Top of Records for processing
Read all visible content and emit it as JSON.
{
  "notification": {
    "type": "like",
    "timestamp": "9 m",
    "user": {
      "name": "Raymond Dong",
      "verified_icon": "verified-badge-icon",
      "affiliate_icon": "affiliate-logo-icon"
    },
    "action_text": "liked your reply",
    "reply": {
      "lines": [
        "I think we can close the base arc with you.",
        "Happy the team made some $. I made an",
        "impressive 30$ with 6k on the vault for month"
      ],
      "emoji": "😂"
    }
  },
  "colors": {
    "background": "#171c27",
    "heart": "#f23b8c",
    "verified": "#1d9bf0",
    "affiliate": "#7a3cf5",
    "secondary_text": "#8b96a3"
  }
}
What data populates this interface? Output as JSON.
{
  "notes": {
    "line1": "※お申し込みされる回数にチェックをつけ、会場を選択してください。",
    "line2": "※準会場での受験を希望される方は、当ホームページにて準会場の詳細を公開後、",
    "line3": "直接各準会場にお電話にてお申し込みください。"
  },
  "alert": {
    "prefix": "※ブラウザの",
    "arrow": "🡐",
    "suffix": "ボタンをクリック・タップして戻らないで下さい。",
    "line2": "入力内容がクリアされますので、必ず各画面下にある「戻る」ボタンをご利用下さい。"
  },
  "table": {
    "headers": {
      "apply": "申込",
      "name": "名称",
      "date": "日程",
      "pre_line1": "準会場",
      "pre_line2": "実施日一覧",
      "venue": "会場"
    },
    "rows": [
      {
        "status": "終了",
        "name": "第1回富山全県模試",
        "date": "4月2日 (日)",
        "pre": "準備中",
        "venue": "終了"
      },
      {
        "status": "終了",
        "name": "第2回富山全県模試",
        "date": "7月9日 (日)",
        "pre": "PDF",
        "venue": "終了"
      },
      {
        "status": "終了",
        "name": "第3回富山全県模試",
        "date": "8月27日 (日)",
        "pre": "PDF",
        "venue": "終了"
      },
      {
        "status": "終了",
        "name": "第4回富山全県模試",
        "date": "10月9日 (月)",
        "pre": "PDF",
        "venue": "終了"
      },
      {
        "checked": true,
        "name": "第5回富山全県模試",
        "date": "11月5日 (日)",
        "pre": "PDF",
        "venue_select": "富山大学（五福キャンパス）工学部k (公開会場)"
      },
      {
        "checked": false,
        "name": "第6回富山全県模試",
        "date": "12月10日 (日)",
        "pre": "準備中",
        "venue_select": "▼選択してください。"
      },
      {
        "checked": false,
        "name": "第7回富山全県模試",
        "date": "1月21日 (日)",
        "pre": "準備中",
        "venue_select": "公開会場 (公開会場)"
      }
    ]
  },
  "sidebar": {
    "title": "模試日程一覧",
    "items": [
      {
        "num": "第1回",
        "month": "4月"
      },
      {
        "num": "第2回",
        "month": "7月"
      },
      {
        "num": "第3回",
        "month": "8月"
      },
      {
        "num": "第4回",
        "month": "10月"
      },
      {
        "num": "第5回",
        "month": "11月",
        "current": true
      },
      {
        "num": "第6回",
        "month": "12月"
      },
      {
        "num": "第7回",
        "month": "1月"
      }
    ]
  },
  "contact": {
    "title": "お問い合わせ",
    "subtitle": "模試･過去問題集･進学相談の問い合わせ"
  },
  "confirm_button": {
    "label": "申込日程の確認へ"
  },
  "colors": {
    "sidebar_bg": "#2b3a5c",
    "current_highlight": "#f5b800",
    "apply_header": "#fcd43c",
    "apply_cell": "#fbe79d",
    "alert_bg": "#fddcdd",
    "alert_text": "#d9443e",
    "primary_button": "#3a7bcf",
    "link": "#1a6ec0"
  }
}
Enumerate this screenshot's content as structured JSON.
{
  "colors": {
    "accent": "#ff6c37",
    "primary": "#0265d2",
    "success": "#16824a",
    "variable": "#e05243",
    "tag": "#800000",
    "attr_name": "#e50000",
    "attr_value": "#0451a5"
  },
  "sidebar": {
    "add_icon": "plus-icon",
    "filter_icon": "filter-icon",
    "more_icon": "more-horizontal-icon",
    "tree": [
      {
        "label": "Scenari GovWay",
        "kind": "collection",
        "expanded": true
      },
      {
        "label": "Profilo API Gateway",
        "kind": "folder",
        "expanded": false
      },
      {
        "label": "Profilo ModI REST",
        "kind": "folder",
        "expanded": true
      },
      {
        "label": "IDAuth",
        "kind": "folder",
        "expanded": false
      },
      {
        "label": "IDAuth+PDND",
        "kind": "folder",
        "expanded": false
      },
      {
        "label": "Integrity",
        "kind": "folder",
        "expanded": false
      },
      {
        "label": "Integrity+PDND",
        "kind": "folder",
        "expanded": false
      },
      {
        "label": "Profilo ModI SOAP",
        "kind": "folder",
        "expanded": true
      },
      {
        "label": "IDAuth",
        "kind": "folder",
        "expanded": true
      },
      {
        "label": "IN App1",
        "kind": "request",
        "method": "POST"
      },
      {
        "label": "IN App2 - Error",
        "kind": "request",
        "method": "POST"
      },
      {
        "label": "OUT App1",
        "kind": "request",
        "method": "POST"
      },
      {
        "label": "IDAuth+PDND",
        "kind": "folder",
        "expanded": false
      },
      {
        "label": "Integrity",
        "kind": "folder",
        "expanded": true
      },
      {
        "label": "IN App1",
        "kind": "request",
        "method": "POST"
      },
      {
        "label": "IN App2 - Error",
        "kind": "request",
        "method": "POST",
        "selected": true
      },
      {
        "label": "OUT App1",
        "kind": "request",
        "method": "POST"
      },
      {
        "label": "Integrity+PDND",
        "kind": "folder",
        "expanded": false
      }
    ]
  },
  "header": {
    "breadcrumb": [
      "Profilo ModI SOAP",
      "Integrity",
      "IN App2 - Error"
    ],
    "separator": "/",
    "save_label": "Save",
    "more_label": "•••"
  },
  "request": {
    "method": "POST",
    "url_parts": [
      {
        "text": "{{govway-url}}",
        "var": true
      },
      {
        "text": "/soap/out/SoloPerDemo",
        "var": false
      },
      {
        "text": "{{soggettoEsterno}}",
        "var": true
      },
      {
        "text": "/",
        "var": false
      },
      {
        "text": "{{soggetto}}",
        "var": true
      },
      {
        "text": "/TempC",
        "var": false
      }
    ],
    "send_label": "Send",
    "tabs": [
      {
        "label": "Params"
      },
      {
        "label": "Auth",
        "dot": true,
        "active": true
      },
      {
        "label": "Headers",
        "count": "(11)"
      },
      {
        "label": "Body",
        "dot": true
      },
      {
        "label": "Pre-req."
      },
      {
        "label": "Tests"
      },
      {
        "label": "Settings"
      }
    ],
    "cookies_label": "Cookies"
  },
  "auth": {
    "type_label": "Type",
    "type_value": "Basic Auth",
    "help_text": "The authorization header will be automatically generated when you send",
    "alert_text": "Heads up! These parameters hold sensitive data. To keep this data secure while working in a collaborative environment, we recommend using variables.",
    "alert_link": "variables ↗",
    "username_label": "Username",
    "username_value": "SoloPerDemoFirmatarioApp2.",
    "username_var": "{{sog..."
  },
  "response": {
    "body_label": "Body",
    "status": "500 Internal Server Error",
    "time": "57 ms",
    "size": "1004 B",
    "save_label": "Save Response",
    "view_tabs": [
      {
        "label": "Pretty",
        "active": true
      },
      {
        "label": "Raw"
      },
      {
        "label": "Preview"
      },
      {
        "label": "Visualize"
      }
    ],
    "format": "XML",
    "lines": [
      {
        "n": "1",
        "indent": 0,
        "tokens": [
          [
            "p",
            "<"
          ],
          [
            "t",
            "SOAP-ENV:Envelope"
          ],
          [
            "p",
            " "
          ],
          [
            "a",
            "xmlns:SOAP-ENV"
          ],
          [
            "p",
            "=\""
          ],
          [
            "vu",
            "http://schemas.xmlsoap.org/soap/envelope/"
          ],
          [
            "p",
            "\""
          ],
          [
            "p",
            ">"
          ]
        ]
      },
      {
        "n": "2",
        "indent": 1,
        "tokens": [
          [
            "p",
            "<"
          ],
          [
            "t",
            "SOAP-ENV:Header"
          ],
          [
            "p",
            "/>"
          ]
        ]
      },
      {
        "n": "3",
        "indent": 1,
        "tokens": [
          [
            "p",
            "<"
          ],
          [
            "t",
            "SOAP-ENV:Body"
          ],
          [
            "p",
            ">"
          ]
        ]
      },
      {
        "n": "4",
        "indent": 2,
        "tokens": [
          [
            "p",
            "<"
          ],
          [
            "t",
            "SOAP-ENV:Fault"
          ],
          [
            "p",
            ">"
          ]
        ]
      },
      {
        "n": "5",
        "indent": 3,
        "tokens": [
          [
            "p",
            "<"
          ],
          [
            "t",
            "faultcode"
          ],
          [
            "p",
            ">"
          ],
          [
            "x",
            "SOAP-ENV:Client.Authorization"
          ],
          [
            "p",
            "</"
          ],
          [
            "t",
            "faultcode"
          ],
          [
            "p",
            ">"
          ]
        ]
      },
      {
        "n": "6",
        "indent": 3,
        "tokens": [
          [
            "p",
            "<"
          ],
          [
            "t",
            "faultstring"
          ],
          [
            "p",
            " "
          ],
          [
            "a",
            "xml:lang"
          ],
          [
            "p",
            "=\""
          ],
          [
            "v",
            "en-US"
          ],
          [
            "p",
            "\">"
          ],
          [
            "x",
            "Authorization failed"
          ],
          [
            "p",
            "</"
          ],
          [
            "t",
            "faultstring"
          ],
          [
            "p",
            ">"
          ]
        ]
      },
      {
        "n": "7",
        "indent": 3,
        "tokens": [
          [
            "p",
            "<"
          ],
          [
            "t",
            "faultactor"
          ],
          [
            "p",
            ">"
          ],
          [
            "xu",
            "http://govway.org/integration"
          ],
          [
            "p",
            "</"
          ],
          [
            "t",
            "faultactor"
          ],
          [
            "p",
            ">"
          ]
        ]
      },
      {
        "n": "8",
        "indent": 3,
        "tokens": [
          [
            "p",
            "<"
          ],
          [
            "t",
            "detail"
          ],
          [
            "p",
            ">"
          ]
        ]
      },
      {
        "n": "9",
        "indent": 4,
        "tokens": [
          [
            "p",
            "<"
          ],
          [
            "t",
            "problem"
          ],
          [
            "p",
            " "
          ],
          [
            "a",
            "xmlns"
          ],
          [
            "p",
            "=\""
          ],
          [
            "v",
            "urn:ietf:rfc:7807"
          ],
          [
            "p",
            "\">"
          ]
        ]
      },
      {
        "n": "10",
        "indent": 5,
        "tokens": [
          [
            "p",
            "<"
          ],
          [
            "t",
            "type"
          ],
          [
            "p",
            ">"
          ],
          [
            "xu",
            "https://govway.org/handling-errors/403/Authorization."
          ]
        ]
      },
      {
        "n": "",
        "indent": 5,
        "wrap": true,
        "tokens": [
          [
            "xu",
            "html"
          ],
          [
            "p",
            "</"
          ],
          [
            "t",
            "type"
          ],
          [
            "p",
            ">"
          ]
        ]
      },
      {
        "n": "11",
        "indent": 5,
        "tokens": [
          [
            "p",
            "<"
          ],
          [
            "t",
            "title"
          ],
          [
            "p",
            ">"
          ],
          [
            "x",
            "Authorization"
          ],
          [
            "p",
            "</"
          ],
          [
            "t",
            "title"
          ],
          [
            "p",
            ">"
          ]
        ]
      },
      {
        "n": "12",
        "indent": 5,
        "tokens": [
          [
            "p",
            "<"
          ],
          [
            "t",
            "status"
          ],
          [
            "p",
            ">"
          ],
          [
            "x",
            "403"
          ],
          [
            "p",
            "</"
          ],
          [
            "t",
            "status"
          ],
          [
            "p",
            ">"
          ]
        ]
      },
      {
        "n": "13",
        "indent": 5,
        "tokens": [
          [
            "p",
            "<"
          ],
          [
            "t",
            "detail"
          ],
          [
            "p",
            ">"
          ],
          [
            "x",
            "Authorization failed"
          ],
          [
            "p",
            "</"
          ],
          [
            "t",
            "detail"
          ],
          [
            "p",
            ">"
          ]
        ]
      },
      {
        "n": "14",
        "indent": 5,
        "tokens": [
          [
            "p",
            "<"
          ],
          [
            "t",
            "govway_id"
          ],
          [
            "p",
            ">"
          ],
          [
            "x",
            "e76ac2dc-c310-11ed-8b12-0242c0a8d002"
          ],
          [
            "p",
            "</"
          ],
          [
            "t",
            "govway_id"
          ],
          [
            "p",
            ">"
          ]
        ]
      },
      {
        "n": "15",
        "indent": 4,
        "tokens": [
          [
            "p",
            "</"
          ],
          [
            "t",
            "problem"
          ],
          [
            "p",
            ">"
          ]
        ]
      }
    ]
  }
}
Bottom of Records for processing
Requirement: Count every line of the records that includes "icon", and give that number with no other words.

Finished task: 5